• _Instructions to follow_: Wherever "selected" appears in a line of the listing, that line should be returned.
*** Block opens ***
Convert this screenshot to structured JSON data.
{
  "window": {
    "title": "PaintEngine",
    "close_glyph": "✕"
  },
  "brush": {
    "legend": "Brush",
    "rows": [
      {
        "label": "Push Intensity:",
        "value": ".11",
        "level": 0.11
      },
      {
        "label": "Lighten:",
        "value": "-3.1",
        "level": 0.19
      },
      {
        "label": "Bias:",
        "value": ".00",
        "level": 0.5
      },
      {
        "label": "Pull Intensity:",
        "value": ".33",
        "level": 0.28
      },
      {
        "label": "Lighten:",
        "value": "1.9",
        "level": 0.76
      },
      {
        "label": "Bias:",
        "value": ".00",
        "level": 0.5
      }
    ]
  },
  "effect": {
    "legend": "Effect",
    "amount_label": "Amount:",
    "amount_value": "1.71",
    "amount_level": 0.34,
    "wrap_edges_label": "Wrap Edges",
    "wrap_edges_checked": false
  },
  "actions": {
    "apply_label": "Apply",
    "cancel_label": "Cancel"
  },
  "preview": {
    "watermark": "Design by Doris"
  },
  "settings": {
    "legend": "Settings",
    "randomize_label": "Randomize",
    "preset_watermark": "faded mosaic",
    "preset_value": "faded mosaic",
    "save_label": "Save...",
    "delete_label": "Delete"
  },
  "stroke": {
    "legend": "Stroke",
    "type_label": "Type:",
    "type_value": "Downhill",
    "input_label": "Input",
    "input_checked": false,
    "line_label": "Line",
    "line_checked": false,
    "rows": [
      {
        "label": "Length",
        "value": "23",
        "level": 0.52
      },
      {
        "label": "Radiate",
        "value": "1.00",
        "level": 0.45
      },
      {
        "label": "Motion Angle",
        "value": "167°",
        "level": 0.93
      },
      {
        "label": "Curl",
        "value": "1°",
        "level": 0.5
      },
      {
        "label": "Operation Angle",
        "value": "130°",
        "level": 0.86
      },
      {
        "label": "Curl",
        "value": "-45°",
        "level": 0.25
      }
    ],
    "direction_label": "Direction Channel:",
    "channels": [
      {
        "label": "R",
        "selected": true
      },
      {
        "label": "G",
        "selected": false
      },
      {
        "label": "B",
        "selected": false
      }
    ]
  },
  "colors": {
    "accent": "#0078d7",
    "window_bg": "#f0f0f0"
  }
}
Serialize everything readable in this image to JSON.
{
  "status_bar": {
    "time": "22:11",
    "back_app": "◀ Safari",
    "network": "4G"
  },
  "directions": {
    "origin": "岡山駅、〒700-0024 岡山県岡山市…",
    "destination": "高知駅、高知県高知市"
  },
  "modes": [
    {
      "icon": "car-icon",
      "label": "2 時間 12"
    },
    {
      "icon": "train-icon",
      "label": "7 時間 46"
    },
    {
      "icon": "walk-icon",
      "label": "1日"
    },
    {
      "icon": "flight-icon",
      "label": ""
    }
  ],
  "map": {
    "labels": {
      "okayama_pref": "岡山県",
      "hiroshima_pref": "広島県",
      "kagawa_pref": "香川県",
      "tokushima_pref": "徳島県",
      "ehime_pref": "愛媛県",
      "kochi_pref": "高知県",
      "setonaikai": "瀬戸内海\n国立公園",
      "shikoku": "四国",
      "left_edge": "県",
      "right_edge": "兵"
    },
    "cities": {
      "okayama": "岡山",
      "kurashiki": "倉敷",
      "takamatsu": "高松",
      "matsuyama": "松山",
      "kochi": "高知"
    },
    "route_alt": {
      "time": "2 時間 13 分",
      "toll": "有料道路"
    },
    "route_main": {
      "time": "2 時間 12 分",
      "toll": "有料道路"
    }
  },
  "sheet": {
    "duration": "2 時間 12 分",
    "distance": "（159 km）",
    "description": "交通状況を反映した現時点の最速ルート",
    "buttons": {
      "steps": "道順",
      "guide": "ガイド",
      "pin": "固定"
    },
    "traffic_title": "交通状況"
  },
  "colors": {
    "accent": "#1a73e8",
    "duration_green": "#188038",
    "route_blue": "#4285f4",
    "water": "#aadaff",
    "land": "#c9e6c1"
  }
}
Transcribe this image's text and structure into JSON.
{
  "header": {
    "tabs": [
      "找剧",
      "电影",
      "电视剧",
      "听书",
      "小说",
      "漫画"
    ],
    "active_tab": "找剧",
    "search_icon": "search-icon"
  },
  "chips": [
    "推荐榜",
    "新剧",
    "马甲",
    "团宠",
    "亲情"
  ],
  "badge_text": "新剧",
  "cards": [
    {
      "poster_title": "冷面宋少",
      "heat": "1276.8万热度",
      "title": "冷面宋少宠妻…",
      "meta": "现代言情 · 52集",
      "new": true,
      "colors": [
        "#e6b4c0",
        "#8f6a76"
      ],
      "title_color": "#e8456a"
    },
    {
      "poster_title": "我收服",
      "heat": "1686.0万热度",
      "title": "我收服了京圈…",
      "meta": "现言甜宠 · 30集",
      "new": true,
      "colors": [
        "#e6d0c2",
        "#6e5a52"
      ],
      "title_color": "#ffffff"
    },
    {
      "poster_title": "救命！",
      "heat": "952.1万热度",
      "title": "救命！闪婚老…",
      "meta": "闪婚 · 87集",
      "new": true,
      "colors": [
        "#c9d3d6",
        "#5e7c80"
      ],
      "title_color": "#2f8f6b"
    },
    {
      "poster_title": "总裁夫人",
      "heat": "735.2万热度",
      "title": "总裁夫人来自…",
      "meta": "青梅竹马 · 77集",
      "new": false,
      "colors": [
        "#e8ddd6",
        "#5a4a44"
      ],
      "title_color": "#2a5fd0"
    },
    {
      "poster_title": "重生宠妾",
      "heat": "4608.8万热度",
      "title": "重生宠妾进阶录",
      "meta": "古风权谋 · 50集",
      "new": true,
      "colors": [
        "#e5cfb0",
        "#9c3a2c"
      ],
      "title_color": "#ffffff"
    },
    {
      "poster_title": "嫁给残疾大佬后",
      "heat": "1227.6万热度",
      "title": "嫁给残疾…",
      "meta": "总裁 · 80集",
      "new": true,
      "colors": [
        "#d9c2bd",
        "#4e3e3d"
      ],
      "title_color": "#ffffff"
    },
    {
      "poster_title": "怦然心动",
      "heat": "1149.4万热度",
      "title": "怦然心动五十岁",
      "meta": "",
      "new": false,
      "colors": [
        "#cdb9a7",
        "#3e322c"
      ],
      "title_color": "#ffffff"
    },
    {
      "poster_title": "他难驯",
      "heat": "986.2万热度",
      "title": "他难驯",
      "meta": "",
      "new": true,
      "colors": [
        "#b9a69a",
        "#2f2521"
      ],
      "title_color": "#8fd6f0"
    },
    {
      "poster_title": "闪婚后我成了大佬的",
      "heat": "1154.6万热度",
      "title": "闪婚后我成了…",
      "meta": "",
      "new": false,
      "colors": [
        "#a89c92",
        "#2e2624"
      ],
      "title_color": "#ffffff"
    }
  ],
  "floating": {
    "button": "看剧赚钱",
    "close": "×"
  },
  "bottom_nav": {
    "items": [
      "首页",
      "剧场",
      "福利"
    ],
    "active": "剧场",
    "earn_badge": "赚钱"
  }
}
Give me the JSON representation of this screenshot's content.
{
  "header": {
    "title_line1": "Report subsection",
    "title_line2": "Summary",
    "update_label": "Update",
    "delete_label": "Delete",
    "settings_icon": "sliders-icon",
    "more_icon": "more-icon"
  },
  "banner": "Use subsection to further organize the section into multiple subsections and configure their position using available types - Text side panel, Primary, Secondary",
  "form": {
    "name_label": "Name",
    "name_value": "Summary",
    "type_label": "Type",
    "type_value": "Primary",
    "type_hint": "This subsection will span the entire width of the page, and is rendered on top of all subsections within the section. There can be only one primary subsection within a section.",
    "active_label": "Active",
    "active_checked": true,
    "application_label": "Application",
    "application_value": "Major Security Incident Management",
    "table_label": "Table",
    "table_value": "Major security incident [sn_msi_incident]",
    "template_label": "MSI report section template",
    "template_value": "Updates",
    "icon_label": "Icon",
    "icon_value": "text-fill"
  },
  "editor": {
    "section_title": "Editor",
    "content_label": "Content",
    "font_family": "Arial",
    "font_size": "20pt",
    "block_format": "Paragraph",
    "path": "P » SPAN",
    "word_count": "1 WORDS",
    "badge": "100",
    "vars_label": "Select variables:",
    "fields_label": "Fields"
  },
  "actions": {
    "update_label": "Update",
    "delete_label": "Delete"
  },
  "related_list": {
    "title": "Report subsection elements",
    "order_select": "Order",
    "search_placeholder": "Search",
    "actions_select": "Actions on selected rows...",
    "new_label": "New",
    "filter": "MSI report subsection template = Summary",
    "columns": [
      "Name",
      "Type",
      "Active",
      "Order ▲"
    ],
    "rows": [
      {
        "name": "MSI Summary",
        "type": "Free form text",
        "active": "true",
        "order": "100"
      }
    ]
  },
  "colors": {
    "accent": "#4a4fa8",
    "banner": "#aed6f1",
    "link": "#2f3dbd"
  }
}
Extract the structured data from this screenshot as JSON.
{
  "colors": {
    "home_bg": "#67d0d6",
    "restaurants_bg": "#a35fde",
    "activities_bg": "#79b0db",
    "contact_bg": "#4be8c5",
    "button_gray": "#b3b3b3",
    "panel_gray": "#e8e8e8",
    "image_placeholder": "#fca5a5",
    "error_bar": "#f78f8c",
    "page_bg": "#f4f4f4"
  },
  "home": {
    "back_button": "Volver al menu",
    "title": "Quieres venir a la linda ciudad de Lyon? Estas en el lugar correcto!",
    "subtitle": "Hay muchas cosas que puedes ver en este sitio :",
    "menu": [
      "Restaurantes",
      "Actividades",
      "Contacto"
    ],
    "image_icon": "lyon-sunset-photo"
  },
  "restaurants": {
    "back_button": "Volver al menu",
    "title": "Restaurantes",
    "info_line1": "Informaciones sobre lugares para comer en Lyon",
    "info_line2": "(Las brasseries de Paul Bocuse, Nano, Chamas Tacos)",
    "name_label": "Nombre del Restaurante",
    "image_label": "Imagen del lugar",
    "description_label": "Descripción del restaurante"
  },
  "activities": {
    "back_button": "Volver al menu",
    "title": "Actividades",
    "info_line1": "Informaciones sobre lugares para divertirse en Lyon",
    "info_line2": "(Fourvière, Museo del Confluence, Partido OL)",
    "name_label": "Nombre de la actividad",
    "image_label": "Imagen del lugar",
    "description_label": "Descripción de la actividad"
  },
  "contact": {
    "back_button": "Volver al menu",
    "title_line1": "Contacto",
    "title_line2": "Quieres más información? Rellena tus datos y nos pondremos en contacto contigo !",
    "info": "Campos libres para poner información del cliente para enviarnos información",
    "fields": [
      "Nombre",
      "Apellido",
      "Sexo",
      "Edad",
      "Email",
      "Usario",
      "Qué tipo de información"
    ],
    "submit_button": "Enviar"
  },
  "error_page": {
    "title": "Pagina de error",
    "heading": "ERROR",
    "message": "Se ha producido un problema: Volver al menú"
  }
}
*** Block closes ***
• _Response for this exercise_:
        "selected": true
        "selected": false
        "selected": false
    "actions_select": "Actions on selected rows...",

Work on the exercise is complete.